**How to complete this task:** Each entry below must be repeated exactly, with pictures left out.

**Information provided:**

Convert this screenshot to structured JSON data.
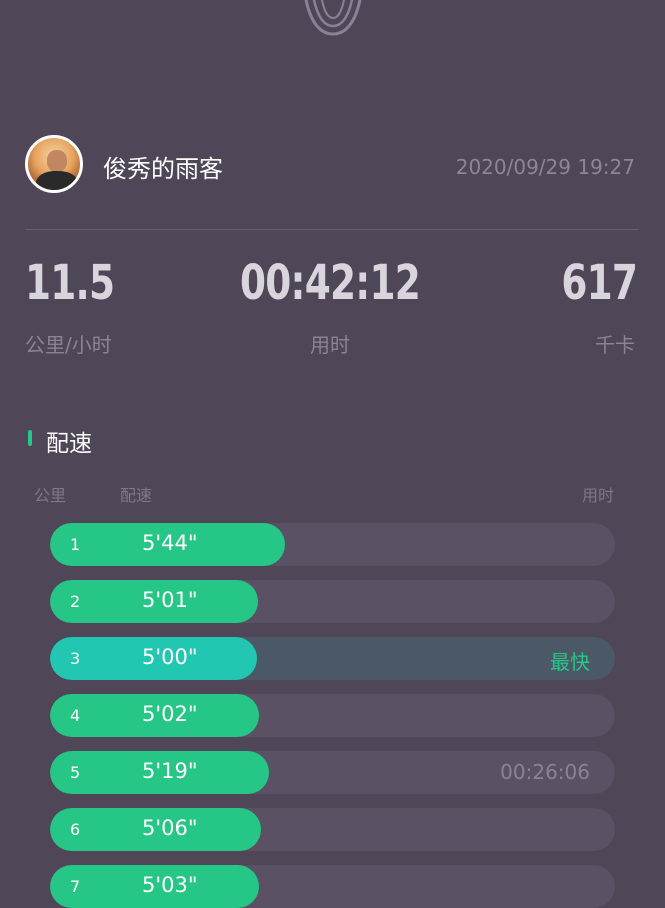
{
  "colors": {
    "background": "#4f4657",
    "accent_green": "#25c686",
    "accent_teal": "#22c7b1",
    "track": "#5a5164",
    "muted_text": "#8b8393"
  },
  "profile": {
    "username": "俊秀的雨客",
    "timestamp": "2020/09/29 19:27",
    "avatar_icon": "avatar-photo"
  },
  "stats": [
    {
      "value": "11.5",
      "label": "公里/小时"
    },
    {
      "value": "00:42:12",
      "label": "用时"
    },
    {
      "value": "617",
      "label": "千卡"
    }
  ],
  "pace_section": {
    "title": "配速",
    "headers": {
      "km": "公里",
      "pace": "配速",
      "time": "用时"
    },
    "rows": [
      {
        "km": "1",
        "pace": "5'44\"",
        "fill": 0.416,
        "best": false,
        "tag": ""
      },
      {
        "km": "2",
        "pace": "5'01\"",
        "fill": 0.368,
        "best": false,
        "tag": ""
      },
      {
        "km": "3",
        "pace": "5'00\"",
        "fill": 0.366,
        "best": true,
        "tag": "最快"
      },
      {
        "km": "4",
        "pace": "5'02\"",
        "fill": 0.37,
        "best": false,
        "tag": ""
      },
      {
        "km": "5",
        "pace": "5'19\"",
        "fill": 0.388,
        "best": false,
        "tag": "00:26:06"
      },
      {
        "km": "6",
        "pace": "5'06\"",
        "fill": 0.373,
        "best": false,
        "tag": ""
      },
      {
        "km": "7",
        "pace": "5'03\"",
        "fill": 0.37,
        "best": false,
        "tag": ""
      }
    ]
  }
}
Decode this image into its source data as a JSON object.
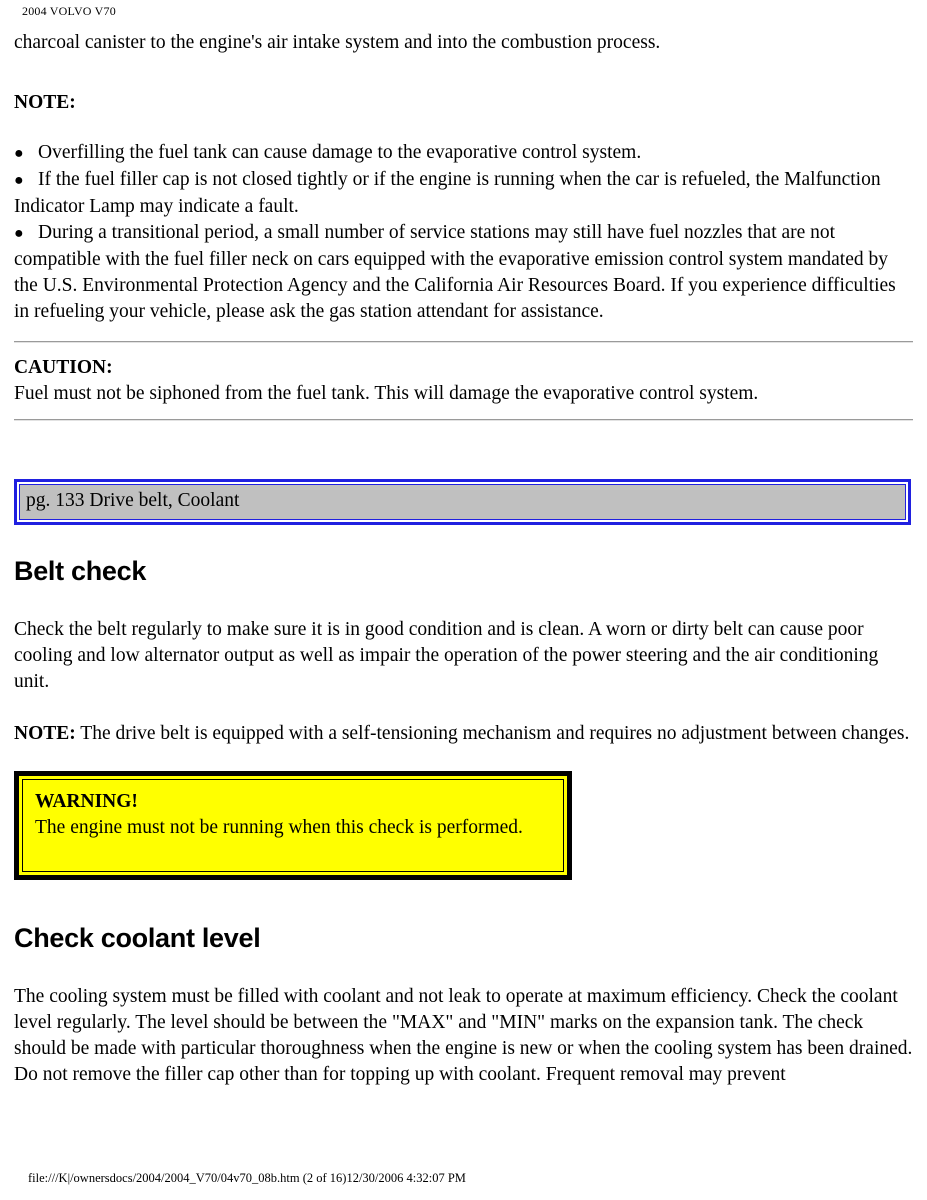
{
  "document": {
    "running_head": "2004 VOLVO V70",
    "footer": "file:///K|/ownersdocs/2004/2004_V70/04v70_08b.htm (2 of 16)12/30/2006 4:32:07 PM"
  },
  "colors": {
    "marker_border": "#2020e0",
    "marker_fill": "#c0c0c0",
    "warning_fill": "#ffff00",
    "warning_border": "#000000",
    "rule": "#9a9a9a",
    "text": "#000000",
    "page_background": "#ffffff"
  },
  "intro": {
    "continued_paragraph": "charcoal canister to the engine's air intake system and into the combustion process."
  },
  "note_section": {
    "heading": "NOTE:",
    "bullet_glyph": "●",
    "bullets": [
      "Overfilling the fuel tank can cause damage to the evaporative control system.",
      "If the fuel filler cap is not closed tightly or if the engine is running when the car is refueled, the Malfunction Indicator Lamp may indicate a fault.",
      "During a transitional period, a small number of service stations may still have fuel nozzles that are not compatible with the fuel filler neck on cars equipped with the evaporative emission control system mandated by the U.S. Environmental Protection Agency and the California Air Resources Board. If you experience difficulties in refueling your vehicle, please ask the gas station attendant for assistance."
    ]
  },
  "caution_section": {
    "heading": "CAUTION:",
    "text": "Fuel must not be siphoned from the fuel tank. This will damage the evaporative control system."
  },
  "page_marker": {
    "label": "pg. 133 Drive belt, Coolant"
  },
  "belt_check": {
    "heading": "Belt check",
    "paragraph": "Check the belt regularly to make sure it is in good condition and is clean. A worn or dirty belt can cause poor cooling and low alternator output as well as impair the operation of the power steering and the air conditioning unit.",
    "note_label": "NOTE:",
    "note_text": " The drive belt is equipped with a self-tensioning mechanism and requires no adjustment between changes."
  },
  "warning": {
    "title": "WARNING!",
    "text": "The engine must not be running when this check is performed."
  },
  "coolant_section": {
    "heading": "Check coolant level",
    "paragraph_1": "The cooling system must be filled with coolant and not leak to operate at maximum efficiency. Check the coolant level regularly. The level should be between the \"MAX\" and \"MIN\" marks on the expansion tank. The check should be made with particular thoroughness when the engine is new or when the cooling system has been drained.",
    "paragraph_2": "Do not remove the filler cap other than for topping up with coolant. Frequent removal may prevent"
  }
}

**Task solution:**
Convert this screenshot to structured JSON data.
{
  "colors": {
    "background": "#4f4657",
    "accent_green": "#25c686",
    "accent_teal": "#22c7b1",
    "track": "#5a5164",
    "muted_text": "#8b8393"
  },
  "profile": {
    "username": "俊秀的雨客",
    "timestamp": "2020/09/29 19:27",
    "avatar_icon": "avatar-photo"
  },
  "stats": [
    {
      "value": "11.5",
      "label": "公里/小时"
    },
    {
      "value": "00:42:12",
      "label": "用时"
    },
    {
      "value": "617",
      "label": "千卡"
    }
  ],
  "pace_section": {
    "title": "配速",
    "headers": {
      "km": "公里",
      "pace": "配速",
      "time": "用时"
    },
    "rows": [
      {
        "km": "1",
        "pace": "5'44\"",
        "fill": 0.416,
        "best": false,
        "tag": ""
      },
      {
        "km": "2",
        "pace": "5'01\"",
        "fill": 0.368,
        "best": false,
        "tag": ""
      },
      {
        "km": "3",
        "pace": "5'00\"",
        "fill": 0.366,
        "best": true,
        "tag": "最快"
      },
      {
        "km": "4",
        "pace": "5'02\"",
        "fill": 0.37,
        "best": false,
        "tag": ""
      },
      {
        "km": "5",
        "pace": "5'19\"",
        "fill": 0.388,
        "best": false,
        "tag": "00:26:06"
      },
      {
        "km": "6",
        "pace": "5'06\"",
        "fill": 0.373,
        "best": false,
        "tag": ""
      },
      {
        "km": "7",
        "pace": "5'03\"",
        "fill": 0.37,
        "best": false,
        "tag": ""
      }
    ]
  }
}
Decode this image into its source data as a JSON object.
{
  "document": {
    "running_head": "2004 VOLVO V70",
    "footer": "file:///K|/ownersdocs/2004/2004_V70/04v70_08b.htm (2 of 16)12/30/2006 4:32:07 PM"
  },
  "colors": {
    "marker_border": "#2020e0",
    "marker_fill": "#c0c0c0",
    "warning_fill": "#ffff00",
    "warning_border": "#000000",
    "rule": "#9a9a9a",
    "text": "#000000",
    "page_background": "#ffffff"
  },
  "intro": {
    "continued_paragraph": "charcoal canister to the engine's air intake system and into the combustion process."
  },
  "note_section": {
    "heading": "NOTE:",
    "bullet_glyph": "●",
    "bullets": [
      "Overfilling the fuel tank can cause damage to the evaporative control system.",
      "If the fuel filler cap is not closed tightly or if the engine is running when the car is refueled, the Malfunction Indicator Lamp may indicate a fault.",
      "During a transitional period, a small number of service stations may still have fuel nozzles that are not compatible with the fuel filler neck on cars equipped with the evaporative emission control system mandated by the U.S. Environmental Protection Agency and the California Air Resources Board. If you experience difficulties in refueling your vehicle, please ask the gas station attendant for assistance."
    ]
  },
  "caution_section": {
    "heading": "CAUTION:",
    "text": "Fuel must not be siphoned from the fuel tank. This will damage the evaporative control system."
  },
  "page_marker": {
    "label": "pg. 133 Drive belt, Coolant"
  },
  "belt_check": {
    "heading": "Belt check",
    "paragraph": "Check the belt regularly to make sure it is in good condition and is clean. A worn or dirty belt can cause poor cooling and low alternator output as well as impair the operation of the power steering and the air conditioning unit.",
    "note_label": "NOTE:",
    "note_text": " The drive belt is equipped with a self-tensioning mechanism and requires no adjustment between changes."
  },
  "warning": {
    "title": "WARNING!",
    "text": "The engine must not be running when this check is performed."
  },
  "coolant_section": {
    "heading": "Check coolant level",
    "paragraph_1": "The cooling system must be filled with coolant and not leak to operate at maximum efficiency. Check the coolant level regularly. The level should be between the \"MAX\" and \"MIN\" marks on the expansion tank. The check should be made with particular thoroughness when the engine is new or when the cooling system has been drained.",
    "paragraph_2": "Do not remove the filler cap other than for topping up with coolant. Frequent removal may prevent"
  }
}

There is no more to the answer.